COLORADO CITY — After seven years, Utah Attorney General Mark Shurtleff says it is time to resolve the issues surrounding the state's management of the Fundamentalist LDS Church's United Effort Plan Trust.
Friday, a community meeting was held by the Attorney General's Office to discuss the future of the trust and its management.
The United Effort Plan was created by the FLDS Church in 1942 on the concept of a "united order." It required that all assets of church members be managed by the church — properties, homes and businesses included. When affairs in the towns of Hildale, Utah and Colorado City, Arizona became tense in 2005, Utah seized control of the trust in order to protect beneficiaries.
Shurtleff said that state control of the trust should never have lasted seven years and held Friday's meeting to discuss options.
"This is a chance to get your home, to get your deed," said attorney and ex-FLDS member Roger Hoole. "You don't have to change your religious beliefs to do that.
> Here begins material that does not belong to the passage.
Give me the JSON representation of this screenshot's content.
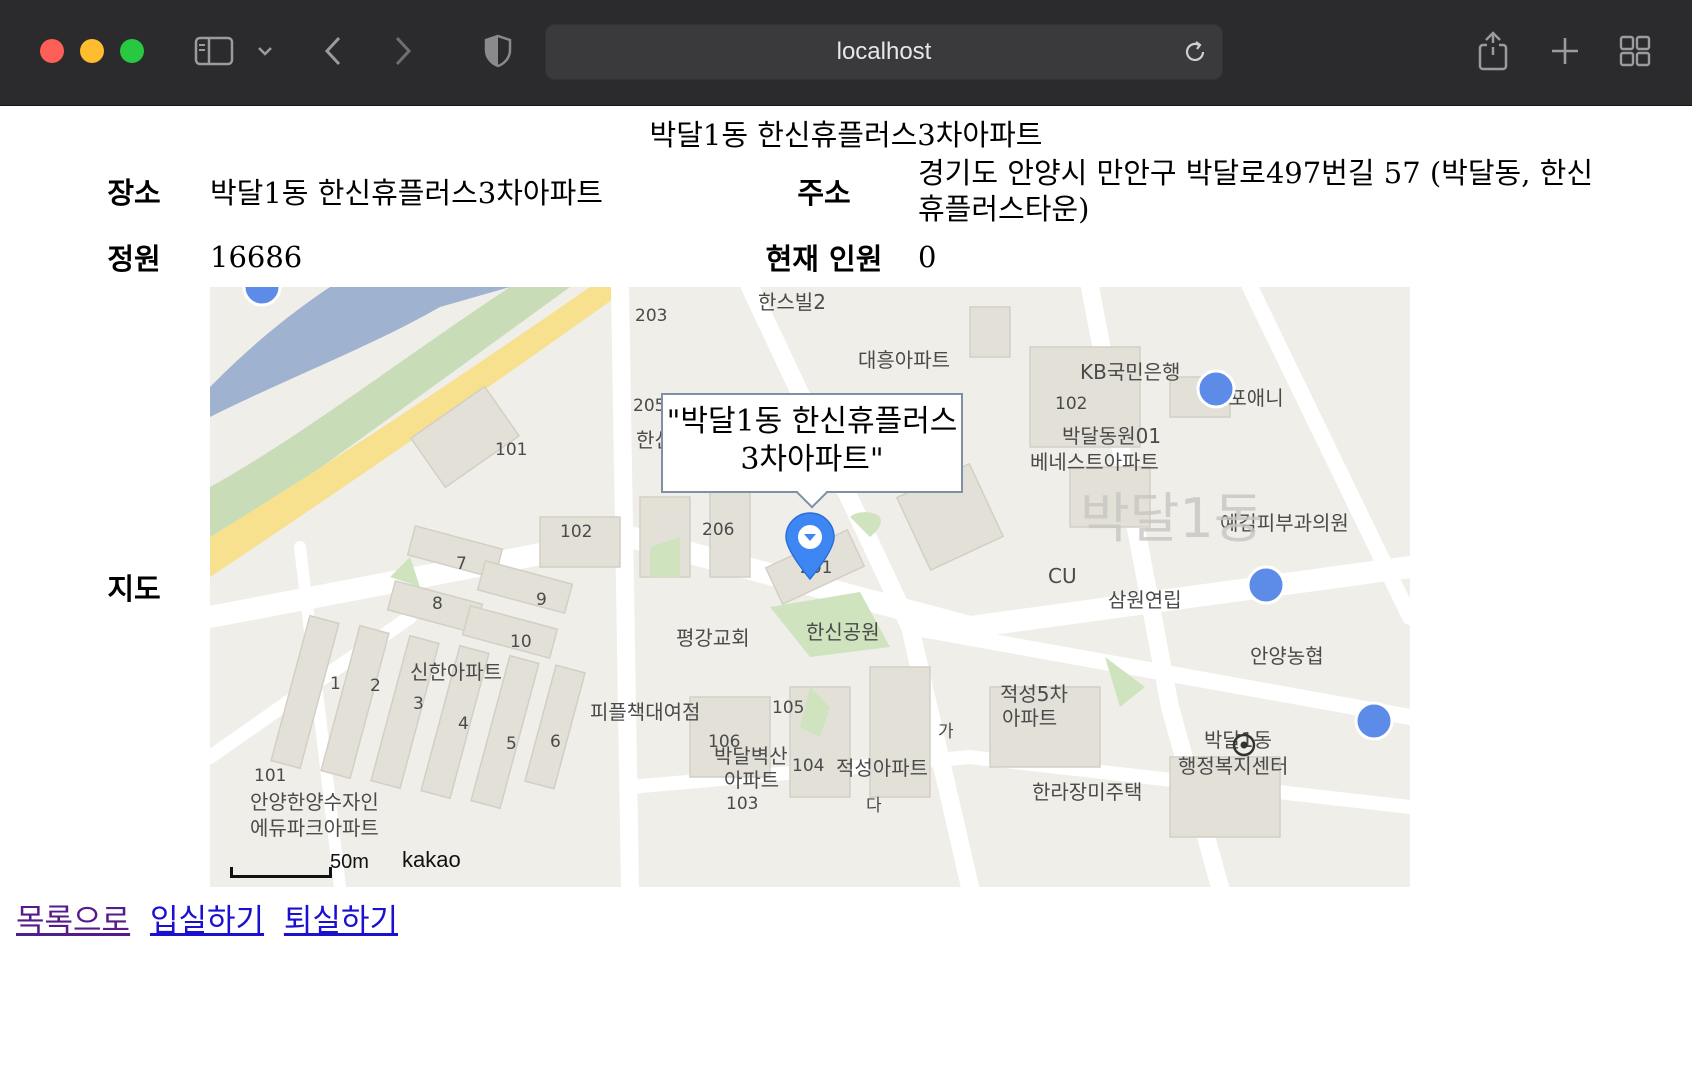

This is a chance."
The option that seemed to be the most favorable among community members involved dissolving the trust, then distributing the assets of that trust to residents.
Another option is continuing the trust without state intervention or negotiate a whole new agreement.
No decision has been made at this time.
Shurtleff told those in the crowd, mostly ex-FLDS members, that they are good people who were abused by bad people. Still, he told the crowd the FLDS faithful still need to know the truth about Warren Jeffs. It's unknown whether or not any FLDS members were in attendance.
"They didn't get the news, but they have to understand that he's a convicted child rapist. He's never coming out of prison," Shurtleff said.
Shurtleff would like this resolved by the time he leaves his office in five weeks.